America’s Health Insurance Plans
In February 2018, the Modern Medicaid Alliance — a partnership organization between Americans who value Medicaid and more than 100 leading advocacy groups, including the National Consumers League — convened an event in partnership with the Hoover Institution on the future of Medicaid. The event explored the immediate outlook for policy changes, examined Medicaid innovations already underway, and generated expert discussion on how Medicaid delivers for states and beneficiaries alike, as well as how leaders at the federal and state level can work together to improve outcomes and lower program costs. The event featured experts from leading organizations such as the National Association of Medicaid Directors, National Governors Association, National Rural Health Association, MMA-convening organization AHIP, George Washington University, and the National Alliance for Medicaid in Education.
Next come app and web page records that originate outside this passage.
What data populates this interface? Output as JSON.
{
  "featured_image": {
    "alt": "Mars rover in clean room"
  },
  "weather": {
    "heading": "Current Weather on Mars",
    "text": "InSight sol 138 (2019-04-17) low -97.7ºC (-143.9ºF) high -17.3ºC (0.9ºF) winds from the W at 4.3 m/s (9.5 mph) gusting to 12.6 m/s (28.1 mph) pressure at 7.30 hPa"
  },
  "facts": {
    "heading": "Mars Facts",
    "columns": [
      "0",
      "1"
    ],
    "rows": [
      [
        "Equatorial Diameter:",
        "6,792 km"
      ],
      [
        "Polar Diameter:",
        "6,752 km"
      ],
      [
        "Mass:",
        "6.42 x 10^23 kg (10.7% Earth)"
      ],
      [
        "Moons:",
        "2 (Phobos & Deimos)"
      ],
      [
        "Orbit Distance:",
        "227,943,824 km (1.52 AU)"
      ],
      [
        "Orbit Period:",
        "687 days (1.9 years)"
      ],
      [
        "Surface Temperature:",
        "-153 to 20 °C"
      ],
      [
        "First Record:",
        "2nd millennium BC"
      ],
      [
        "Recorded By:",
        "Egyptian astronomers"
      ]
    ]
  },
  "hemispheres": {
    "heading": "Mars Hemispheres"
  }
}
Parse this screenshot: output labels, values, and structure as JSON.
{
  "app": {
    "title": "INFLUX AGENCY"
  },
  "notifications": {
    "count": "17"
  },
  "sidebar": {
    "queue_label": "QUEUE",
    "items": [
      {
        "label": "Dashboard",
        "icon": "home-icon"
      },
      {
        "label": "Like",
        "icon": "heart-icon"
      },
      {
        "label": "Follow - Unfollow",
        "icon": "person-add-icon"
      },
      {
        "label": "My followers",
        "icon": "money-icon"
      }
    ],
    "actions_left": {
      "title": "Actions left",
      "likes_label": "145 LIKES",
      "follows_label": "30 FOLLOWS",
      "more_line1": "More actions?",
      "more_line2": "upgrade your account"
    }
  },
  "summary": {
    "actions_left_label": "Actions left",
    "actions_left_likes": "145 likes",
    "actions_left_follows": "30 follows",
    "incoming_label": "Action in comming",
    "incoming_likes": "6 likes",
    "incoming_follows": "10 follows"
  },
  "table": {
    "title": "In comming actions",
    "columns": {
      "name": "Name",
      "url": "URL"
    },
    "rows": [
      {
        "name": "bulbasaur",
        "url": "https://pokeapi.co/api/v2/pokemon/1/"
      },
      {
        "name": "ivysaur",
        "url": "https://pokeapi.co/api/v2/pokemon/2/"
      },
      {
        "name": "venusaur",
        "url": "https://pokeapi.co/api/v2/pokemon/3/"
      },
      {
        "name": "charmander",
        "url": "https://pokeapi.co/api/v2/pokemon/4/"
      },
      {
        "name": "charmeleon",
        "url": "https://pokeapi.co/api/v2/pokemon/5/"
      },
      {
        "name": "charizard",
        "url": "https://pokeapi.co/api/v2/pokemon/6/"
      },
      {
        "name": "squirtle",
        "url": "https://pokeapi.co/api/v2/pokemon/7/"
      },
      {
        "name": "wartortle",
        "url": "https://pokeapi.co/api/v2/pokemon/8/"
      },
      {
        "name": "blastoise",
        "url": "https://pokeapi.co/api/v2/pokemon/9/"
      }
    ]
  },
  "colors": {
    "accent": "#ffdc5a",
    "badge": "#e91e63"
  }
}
AMAG Pharmaceuticals has continued to develop a ground-breaking alliance with leading organizations in the women’s health space – including NCL – to impact barriers standing in the way of better outcomes in women’s sexual health. The alliance has been carrying out primary research to inform a formal launch later this year. The company also recently received several important approvals from the U.S. Food and Drug Administration (FDA). In February, the FDA approved the Makena® subcutaneous auto-injector drug-device combination product as a ready-to-administer treatment to reduce the risk of preterm birth in women pregnant with one baby and who spontaneously delivered one preterm baby in the past. The pre-filled Makena auto-injector offers a new administration option for patients and providers and contains a shorter, thinner non-visible needle compared to the intramuscular (IM) Makena injection. In the same month, the FDA approved AMAG’s application to broaden the existing label for Feraheme® (ferumoxytol injection) beyond the current chronic kidney disease (CKD) indication to include all eligible adult Iron Deficiency Anemia (IDA) patients who have intolerance to oral iron or have had unsatisfactory response to oral iron.